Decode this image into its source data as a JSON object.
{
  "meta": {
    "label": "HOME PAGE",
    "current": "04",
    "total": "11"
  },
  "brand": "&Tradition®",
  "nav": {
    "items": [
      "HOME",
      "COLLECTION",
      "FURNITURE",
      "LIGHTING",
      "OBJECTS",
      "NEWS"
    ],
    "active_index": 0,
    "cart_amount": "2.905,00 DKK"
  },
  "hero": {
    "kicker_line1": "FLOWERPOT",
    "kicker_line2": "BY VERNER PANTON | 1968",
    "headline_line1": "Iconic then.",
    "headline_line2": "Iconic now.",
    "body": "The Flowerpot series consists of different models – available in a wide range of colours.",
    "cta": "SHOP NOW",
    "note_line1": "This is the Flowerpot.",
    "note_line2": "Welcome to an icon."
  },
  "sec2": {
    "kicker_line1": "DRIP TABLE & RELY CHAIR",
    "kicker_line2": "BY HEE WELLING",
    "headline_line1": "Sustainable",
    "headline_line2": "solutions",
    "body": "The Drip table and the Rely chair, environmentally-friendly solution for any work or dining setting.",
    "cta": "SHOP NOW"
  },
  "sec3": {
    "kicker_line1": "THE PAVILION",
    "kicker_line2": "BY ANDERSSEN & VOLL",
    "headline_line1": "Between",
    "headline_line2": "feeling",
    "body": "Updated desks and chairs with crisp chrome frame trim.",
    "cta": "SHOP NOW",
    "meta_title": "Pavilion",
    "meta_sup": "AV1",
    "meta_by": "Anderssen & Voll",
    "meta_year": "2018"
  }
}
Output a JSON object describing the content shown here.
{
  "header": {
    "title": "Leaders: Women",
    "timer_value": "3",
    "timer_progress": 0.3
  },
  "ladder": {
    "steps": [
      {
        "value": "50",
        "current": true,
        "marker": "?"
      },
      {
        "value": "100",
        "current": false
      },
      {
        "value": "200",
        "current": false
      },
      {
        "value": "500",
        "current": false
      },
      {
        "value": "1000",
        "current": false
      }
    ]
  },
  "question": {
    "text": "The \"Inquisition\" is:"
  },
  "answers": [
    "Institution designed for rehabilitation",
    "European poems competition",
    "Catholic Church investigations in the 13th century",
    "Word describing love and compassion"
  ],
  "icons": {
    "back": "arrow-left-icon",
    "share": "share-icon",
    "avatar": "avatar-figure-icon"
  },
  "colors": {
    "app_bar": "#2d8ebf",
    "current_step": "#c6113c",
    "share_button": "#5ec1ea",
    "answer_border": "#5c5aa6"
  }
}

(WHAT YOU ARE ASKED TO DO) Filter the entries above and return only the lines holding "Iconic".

(RESPONSE AREA)
    "headline_line1": "Iconic then.",
    "headline_line2": "Iconic now.",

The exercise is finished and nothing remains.